In recent years, the demand for adaptive (online) processing has been increasing due to the fact that many applications generate a huge number of data streams over time. In parallel, missing data are ubiquitous and more and more common in the modern datasets. In this talk, we propose two new provable algorithms for tracking online low-rank approximations of higher-order streaming tensors in the presence of missing data. The first algorithm, dubbed adaptive CP decomposition (ACP), minimizes an exponentially weighted recursive least-squares cost function to obtain the tensor factors in an efficient way, thanks to the alternative minimization framework and the randomized sketching technique. Under the Tucker model, the second algorithm called adaptive Tucker decomposition (ATD), which is more flexible than the first one, first tracks the underlying low-dimensional subspaces overing the tensor factors, and then estimates the core tensor using a stochastic approximation. Both algorithms are fast and require a low computational complexity and memory storage. A unified convergence analysis is presented for ACP and ATD to justify their performance. Experiments indicate that the two proposed algorithms are capable of the adaptive tensor decomposition problem with competitive performance on both synthetic and real data.
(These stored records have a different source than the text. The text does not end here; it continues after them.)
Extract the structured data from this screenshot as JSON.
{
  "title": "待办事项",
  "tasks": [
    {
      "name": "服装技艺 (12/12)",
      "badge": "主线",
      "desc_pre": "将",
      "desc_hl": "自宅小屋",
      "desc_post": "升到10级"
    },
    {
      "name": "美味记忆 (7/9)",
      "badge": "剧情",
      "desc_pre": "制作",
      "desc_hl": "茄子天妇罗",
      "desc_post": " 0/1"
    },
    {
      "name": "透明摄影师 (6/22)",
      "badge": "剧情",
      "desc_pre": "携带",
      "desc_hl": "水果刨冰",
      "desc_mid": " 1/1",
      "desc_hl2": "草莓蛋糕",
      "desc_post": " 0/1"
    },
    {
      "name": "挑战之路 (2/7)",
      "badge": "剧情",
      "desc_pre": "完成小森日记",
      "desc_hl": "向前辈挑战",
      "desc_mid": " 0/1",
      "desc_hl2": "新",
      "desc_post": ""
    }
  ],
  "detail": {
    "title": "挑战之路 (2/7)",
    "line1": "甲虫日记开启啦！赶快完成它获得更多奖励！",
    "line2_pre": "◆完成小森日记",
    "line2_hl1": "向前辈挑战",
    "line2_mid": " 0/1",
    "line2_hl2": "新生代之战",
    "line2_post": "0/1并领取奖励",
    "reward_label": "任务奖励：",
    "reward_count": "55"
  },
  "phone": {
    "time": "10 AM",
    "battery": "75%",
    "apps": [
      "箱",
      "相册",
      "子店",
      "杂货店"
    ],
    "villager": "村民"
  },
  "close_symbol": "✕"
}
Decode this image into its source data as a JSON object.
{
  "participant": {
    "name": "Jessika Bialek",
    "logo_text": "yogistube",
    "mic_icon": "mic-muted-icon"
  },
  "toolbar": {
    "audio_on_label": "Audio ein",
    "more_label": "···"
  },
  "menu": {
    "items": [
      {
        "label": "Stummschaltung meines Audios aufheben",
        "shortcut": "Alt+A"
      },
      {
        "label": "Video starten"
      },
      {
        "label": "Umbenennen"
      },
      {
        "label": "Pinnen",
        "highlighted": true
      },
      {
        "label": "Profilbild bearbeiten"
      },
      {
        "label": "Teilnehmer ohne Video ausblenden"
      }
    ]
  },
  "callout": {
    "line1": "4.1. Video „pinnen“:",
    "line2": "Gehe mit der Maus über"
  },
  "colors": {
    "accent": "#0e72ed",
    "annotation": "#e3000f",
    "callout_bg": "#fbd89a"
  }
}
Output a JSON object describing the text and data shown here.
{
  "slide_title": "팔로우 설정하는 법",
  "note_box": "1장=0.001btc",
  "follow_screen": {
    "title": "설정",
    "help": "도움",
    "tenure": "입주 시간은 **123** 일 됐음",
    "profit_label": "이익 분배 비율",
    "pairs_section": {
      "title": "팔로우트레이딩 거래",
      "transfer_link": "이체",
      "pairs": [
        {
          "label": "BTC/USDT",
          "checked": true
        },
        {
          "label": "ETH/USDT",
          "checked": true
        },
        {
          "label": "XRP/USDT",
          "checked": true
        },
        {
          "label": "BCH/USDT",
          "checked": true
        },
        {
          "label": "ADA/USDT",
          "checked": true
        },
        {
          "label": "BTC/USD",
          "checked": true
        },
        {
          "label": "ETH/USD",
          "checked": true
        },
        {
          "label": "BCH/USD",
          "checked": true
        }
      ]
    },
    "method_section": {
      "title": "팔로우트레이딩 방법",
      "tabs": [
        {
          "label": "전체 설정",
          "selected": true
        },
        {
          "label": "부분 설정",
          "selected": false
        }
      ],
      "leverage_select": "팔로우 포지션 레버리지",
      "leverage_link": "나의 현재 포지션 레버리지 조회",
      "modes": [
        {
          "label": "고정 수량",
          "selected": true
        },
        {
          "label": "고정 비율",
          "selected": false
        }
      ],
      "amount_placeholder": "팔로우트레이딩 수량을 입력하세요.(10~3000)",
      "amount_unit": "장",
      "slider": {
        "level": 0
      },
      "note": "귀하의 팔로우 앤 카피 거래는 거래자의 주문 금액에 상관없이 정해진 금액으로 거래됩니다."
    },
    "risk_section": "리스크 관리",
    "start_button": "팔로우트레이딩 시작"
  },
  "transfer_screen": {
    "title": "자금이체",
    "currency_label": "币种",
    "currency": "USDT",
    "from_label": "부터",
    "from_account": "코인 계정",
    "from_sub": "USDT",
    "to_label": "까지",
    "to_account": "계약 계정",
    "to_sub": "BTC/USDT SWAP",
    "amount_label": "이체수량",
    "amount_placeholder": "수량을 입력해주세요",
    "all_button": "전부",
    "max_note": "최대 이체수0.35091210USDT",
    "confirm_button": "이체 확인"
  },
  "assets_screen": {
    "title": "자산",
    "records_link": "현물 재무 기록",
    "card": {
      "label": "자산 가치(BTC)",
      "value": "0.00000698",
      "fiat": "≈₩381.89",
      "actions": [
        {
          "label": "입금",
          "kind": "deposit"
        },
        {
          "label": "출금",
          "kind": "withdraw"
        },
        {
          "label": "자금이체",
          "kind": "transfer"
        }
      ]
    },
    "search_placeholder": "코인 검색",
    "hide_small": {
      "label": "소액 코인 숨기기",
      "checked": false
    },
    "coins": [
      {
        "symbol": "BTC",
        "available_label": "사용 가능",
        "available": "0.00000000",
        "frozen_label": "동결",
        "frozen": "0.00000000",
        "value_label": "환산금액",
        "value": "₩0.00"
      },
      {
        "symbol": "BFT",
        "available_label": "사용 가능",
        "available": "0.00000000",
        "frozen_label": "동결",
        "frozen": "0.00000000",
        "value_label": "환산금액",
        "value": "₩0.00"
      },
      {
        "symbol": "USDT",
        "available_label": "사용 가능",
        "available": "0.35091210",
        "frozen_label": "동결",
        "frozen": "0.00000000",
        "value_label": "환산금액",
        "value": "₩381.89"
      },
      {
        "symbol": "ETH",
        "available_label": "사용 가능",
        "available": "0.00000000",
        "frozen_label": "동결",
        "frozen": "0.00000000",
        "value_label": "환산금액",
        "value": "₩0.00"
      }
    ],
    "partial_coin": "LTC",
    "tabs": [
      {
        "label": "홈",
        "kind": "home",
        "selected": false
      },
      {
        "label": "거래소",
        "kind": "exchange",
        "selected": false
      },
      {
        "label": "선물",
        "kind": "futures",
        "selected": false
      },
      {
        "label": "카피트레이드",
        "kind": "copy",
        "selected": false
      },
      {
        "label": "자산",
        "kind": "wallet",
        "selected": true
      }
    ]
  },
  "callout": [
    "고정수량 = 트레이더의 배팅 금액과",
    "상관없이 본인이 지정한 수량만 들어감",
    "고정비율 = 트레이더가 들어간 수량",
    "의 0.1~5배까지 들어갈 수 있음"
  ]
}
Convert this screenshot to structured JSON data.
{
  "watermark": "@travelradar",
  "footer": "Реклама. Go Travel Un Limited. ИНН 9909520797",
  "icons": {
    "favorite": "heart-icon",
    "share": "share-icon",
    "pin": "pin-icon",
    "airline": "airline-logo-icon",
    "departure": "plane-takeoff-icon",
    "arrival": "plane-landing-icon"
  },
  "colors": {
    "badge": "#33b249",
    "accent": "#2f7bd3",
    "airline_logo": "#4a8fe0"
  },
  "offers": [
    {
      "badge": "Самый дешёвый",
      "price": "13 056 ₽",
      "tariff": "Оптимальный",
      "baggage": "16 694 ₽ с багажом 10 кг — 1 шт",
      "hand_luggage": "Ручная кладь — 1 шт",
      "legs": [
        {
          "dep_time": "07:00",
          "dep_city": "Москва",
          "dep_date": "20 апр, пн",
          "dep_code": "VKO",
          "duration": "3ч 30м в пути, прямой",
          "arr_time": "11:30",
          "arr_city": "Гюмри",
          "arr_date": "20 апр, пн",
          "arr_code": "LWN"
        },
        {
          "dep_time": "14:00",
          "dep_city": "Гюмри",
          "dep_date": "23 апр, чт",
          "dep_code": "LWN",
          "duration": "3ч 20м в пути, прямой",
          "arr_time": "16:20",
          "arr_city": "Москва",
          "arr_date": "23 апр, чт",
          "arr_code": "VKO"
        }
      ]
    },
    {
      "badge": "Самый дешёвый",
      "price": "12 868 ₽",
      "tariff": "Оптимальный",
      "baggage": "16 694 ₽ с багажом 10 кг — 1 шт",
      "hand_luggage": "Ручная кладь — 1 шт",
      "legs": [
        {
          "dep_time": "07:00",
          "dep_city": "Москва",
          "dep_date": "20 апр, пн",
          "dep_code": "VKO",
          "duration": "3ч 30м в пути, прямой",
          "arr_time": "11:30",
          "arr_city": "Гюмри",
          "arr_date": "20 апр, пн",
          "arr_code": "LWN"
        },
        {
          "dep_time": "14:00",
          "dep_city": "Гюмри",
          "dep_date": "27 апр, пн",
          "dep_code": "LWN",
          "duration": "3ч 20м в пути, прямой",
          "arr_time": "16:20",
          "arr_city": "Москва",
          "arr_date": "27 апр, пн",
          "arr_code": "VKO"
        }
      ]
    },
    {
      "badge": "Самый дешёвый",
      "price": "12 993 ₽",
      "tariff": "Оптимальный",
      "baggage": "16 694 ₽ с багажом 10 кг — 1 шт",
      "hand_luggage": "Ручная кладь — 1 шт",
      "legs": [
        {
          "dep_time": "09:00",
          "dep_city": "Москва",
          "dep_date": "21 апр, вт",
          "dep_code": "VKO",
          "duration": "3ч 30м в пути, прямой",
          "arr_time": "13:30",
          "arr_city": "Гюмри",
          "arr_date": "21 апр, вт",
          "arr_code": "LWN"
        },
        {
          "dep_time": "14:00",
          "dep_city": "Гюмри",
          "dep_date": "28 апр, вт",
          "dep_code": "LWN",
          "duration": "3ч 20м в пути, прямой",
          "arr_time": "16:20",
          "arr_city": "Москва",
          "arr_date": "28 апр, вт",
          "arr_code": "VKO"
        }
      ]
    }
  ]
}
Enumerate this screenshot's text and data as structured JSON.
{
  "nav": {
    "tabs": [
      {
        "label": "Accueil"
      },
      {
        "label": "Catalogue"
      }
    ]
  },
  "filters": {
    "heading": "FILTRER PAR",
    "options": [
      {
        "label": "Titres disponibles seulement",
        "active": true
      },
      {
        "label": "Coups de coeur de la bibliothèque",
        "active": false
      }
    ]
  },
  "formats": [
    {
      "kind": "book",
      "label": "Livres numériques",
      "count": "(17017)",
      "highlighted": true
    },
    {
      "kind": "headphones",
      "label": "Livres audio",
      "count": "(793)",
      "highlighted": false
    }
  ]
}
Robust Gaussian mixture model for data imputation and anomaly detection - Application to crop monitoring

F. Moureta (TerraNIS, University of Toulouse), M. Albughdadia (TerraNIS), S. Duthoita (TerraNIS), D. Kouamé (University of Toulouse) , G. Rieua (TerraNIS) and J.-Y. Tourneret (University of Toulouse)

Remote sensing applications are generally affected by the presence of missing data. It is especially the case when the data are acquired using multi-spectral imagery satellites, which are sensitive to cloud coverage. To address this issue, we propose a robust imputation approach based on a Gaussian mixture model (GMM). The main originality of the proposed approach is to use outlier scores resulting from an outlier detection algorithm within the EM algorithm to 1) detect abnormal agricultural parcels and 2) have a robust parameter estimation of the GMM parameters. Experimental results conducted on rapeseed and wheat crops using Sentinel-1 and Sentinel-2 data show that GMM outperforms the other reconstruction strategies tested, and lead to better detection of anomalous crop development. Moreover, the robust GMM approach is particularly useful if the dataset is corrupted by strong outliers, e.g., coming from a different crop type than the analyzed parcels.

Robust low-rank covariance matrix estimation with missing values and application to classification problems

A. Hippert-Ferrera (L2S, CentraleSupelec), M. N. El Korso (University Paris Nanterre), A. Breloy (University Paris Nanterre) and G. Ginolhac (Savoie Mont Blanc University)

Missing values are inherent to real-world data sets. Statistical learning problems often require the estimation of parameters as the mean or the covariance matrix (CM). If the data is incomplete, new estimation methodologies need to be designed depending on the data distribution and the missingness pattern (i.e. the pattern describing which values are missing with respect to the observed data). This talk considers robust CM estimation when the data is incomplete. In this perspective, classical statistical estimation methodologies are usually built upon the Gaussian assumption, whereas existing robust estimation ones assume unstructured signal models. The former can be inaccurate in real-world data sets in which heterogeneity causes heavy-tail distributions, while the latter does not profit from the usual low-rank structure of the signal. Taking advantage of both worlds, a CM estimation procedure is designed on a robust (compound Gaussian) low-rank model by leveraging the observed-data likelihood function within an expectation-maximization (EM) algorithm. After a validation on simulated data sets with various missingness patterns, the interest the proposed procedure is shown for CM-based classification and clustering problems with incomplete data. Investigated examples generally show higher classification accuracies with a classifier based on robust estimation compared to the one based on Gaussian assumption and the one based on imputed data.